La magnifica ossessione, curated by di C. Collu, N. Boschiero, V. Caciolli, D. Dogheria, D. Ferrari, M. Mariech, P. Pettenella, A. Tiddia, D. Viva, F. Zanoner, Mart Rovereto, 26/10/ 2012 – 16/2/2014
 Umberto Eco, Opera aperta: forma e indeterminazione delle poetiche contemporanee, Milano 1962
 All the essay abstracts that are here cited are extensively published in the exhibit’s catalogue.
Specialized in critical and curatorial studies, Veronica Caciolli has been responsible for a two-years period of institutional exhibitions and publications for Photology. She contributed to magazines like Segno and Exibart and she was TA of History of Florence at Gonzaga University in Florence. In 2008 she won a competitive exam at the Mart in Rovereto as a curator of the XX and XI century collections, where she organized and curated exhibitions on contemporary until 2015. With Denis Isaia and Federico Mazzonelli presents Der Blitz project. Research, action and contemporary culture in the territory of Alto Garda and in Chiang Mai she curates One to many.
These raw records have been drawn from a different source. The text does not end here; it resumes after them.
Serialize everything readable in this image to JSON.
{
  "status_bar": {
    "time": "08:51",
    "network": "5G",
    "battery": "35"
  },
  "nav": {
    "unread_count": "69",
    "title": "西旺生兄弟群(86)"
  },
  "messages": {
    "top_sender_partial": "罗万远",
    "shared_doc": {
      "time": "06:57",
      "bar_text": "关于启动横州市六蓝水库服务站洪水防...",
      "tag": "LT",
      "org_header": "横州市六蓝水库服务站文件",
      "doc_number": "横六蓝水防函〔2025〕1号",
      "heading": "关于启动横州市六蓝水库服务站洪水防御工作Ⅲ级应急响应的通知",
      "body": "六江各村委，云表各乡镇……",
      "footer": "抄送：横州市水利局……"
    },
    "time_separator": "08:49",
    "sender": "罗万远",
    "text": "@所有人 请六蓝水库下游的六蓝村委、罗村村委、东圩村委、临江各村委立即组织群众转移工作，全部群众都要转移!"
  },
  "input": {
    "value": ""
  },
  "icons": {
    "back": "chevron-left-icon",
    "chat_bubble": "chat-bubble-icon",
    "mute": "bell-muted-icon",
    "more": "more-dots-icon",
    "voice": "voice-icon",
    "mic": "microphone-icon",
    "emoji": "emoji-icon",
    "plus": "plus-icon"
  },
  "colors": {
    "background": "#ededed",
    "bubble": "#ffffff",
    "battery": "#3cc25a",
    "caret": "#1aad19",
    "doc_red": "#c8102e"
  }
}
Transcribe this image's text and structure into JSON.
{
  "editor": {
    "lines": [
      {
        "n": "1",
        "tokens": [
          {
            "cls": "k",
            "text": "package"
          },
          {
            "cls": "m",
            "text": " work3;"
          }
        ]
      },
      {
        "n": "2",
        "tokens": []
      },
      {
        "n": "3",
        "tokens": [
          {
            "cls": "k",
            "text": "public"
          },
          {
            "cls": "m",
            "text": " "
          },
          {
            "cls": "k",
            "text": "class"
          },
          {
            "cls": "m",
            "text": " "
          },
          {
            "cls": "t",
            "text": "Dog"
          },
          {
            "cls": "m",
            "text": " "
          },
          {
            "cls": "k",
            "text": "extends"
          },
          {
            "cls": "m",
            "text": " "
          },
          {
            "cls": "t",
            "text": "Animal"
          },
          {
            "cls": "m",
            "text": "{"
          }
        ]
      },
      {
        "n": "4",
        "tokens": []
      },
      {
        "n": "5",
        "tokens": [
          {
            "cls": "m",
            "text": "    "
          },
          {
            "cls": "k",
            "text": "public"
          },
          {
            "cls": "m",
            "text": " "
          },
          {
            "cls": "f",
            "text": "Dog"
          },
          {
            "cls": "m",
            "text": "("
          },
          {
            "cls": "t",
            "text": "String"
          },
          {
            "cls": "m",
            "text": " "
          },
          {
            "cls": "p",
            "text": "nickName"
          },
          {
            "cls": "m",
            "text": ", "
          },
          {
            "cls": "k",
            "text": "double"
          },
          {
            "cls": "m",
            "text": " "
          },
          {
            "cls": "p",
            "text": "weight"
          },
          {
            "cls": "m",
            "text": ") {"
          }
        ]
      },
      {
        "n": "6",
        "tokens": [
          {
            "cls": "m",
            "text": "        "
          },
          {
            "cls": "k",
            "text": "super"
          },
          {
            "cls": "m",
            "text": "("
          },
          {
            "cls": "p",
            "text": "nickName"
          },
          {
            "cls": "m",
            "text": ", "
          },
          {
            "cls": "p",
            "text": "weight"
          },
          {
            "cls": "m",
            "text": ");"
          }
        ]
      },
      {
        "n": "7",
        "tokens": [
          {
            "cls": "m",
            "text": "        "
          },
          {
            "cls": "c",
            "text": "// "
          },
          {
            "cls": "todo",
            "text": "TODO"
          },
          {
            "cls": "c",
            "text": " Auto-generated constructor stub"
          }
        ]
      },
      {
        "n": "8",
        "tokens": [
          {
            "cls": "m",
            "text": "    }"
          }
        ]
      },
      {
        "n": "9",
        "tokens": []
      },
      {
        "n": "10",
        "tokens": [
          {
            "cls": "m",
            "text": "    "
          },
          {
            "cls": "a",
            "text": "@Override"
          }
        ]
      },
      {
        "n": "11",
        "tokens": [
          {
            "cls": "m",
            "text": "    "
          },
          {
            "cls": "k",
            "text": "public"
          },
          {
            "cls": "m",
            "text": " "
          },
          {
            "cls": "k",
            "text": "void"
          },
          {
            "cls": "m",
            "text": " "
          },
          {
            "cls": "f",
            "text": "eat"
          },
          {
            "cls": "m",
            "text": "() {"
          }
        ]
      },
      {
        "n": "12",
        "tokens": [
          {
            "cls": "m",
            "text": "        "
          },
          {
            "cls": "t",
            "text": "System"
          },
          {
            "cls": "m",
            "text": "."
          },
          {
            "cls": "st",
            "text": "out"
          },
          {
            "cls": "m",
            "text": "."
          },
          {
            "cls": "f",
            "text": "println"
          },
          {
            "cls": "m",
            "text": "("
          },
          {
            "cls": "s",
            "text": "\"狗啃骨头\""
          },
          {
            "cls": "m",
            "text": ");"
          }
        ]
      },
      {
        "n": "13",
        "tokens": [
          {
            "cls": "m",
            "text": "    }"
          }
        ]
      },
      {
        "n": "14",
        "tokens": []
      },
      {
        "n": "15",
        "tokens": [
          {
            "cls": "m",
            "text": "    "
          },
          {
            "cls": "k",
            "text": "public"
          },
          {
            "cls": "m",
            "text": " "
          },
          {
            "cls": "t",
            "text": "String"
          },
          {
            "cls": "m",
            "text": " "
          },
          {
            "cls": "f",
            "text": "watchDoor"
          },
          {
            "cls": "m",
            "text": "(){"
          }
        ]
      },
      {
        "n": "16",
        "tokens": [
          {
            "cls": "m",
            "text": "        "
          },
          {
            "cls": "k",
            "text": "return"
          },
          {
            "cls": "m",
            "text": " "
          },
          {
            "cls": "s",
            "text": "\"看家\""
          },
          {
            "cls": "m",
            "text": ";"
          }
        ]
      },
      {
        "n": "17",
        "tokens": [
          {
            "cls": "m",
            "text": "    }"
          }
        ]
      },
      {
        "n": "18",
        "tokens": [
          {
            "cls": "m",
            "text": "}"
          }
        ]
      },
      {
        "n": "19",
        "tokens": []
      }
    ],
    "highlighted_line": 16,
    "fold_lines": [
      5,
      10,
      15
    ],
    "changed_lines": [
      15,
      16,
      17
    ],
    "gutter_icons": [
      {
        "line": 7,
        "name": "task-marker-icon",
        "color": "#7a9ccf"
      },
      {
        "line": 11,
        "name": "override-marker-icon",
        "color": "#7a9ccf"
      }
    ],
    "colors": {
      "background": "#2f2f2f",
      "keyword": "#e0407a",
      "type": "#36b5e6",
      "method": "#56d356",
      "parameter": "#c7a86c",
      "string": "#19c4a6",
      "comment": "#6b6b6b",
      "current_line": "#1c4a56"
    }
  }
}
From 2016 she is vice president and visual advisor for TERZOPIANO and she deals with development projects for the Museum of Palazzo Pretorio in Prato.
La magnifica ossessione
Mart – Fernando Guerra, 2012